The job, officially called Chicken Nugget Connoisseur, is also classified as a temporary job on the retailer’s website; therefore, if you attain the position, don’t give up your job search. Chicken nuggets and curries can only be tasted in a professional setting so many times, after all.
Apparently B&M also thinks that the job is like “good steak”, because the opportunity “is rare”. Also, they don’t think it should be “diced with”, which is sort of clever.
Also, based on the job description, it seems as if the aforementioned voucher is only good for the new line of fresh and frozen foods, which means whoever “gets the job” will be forced to spend it on food he or she will likely have grown sick of.

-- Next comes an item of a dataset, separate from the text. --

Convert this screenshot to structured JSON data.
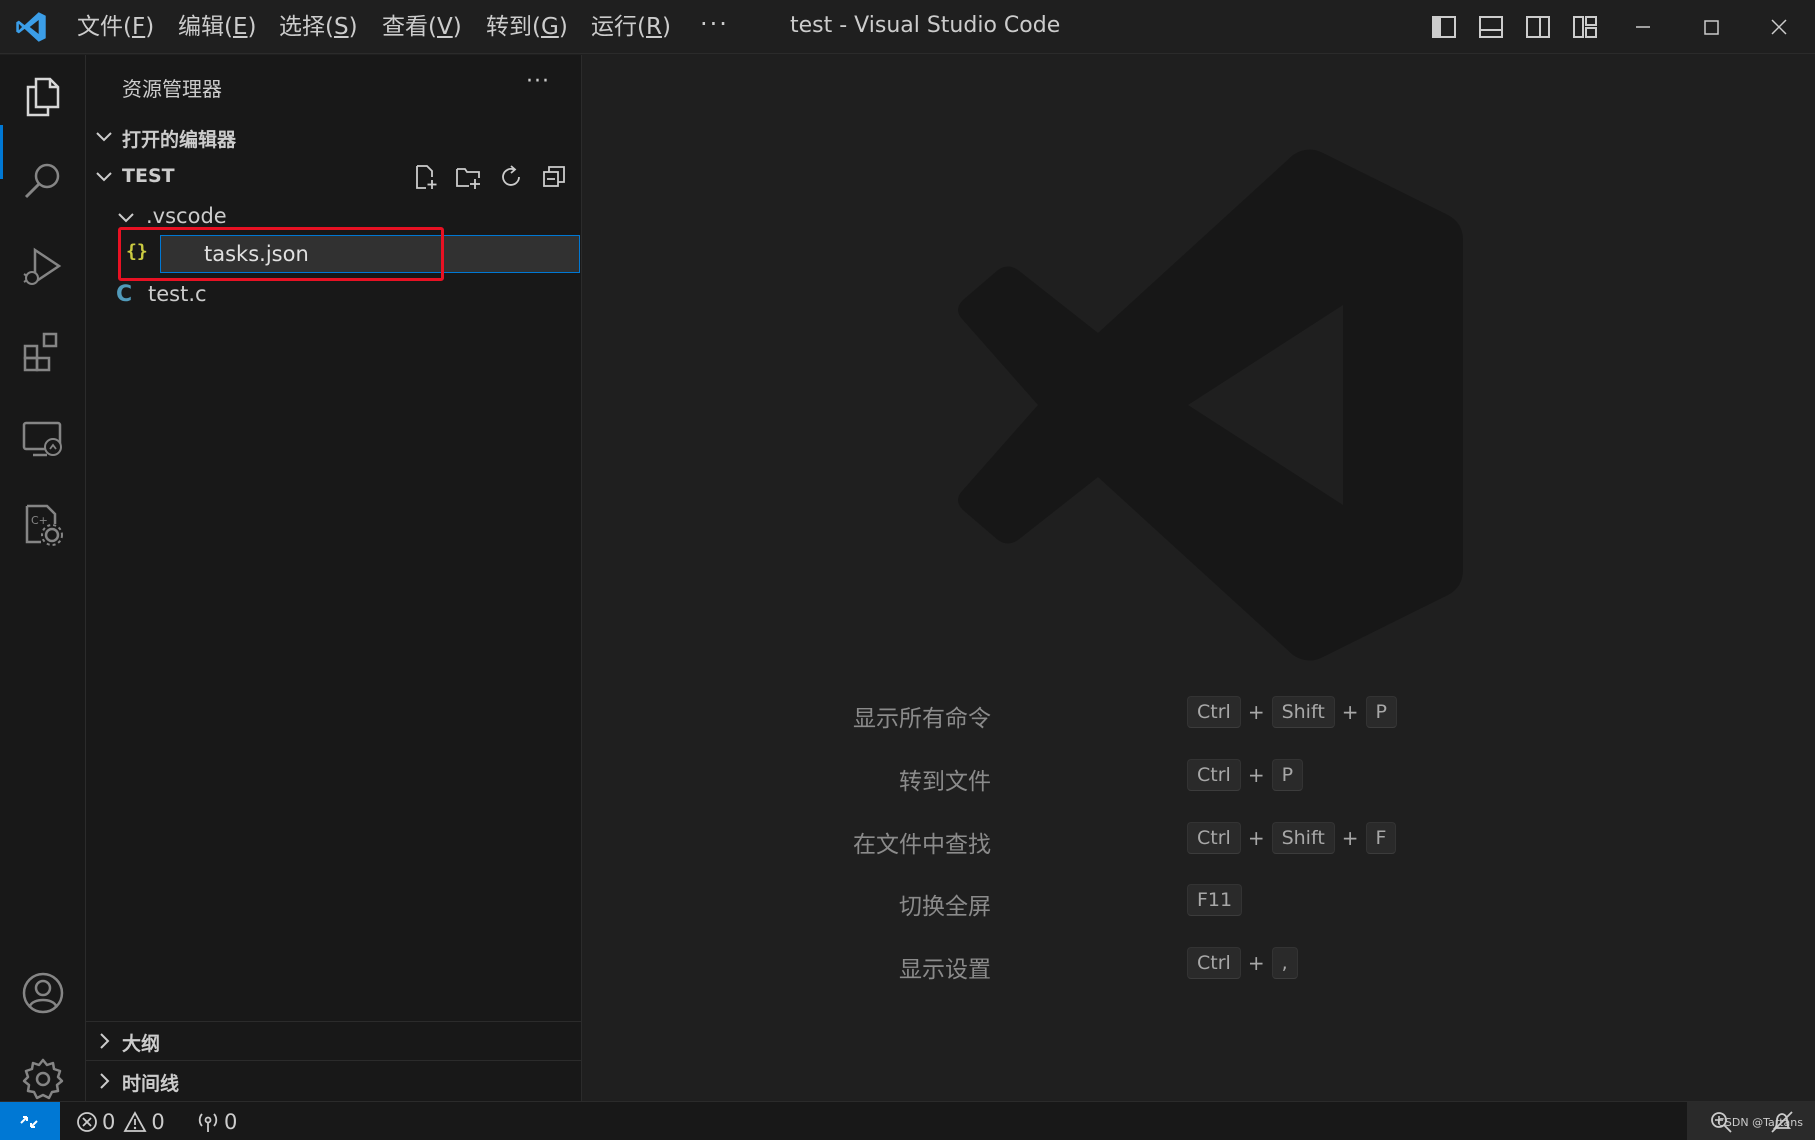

Don’t give up your day job for this opportunity is the point.
To their credit, B&M are actually (again, according to the job posting) being sort of selective when it comes to their ideal candidate. While there aren’t experience requirements, per se, there are certain characteristics they’re seeking in their future employee. They’re fairly specific requirements, too.
For example, you should probably be that guy or gal who is first in line when there is cake at the office. If you’re that person, you might actually be a bit of a jerk, but apparently that’s a characteristic desired by the retailer.
You might also be suited for the position if you go to parties because free food is being offered. Personally, I’m not sure why people go to parties if there isn’t free food, but maybe that is just me.
Another ideal characteristic is interesting: apparently, B&M is looking for the sort of person who will get the 20-piece box of chicken nuggets from McDonald’s and eat them all. Considering there are almost 1,000 calories in 20 nuggets, apparently the applicant will need to be able to consume a lot of calories in one sitting, or at least have no problem with doing so on a fairly regular basis, so therefore unafraid of heart disease.
I’m pretty sure that B&M was trying to be funny when it suggested that the ideal applicant would be able to conduct a PowerPoint presentation about why he or she prefers curly fries to chips, but I really can’t be sure. Wouldn’t it be strange if, during the application process, you were actually required to give one? It would be a great story to tell your friends, but how could you take that requirement seriously?
Finally, the company suggests—jokingly, I hope—that the ideal applicant would prefer possibly sustaining bodily harm via tripping at a buffet instead of losing a plate of food. That does not sound like an ideal applicant for any position to me. Anybody who would save a buffet plate before they saved themselves probably needs to seek professional mental health.
H/T – Source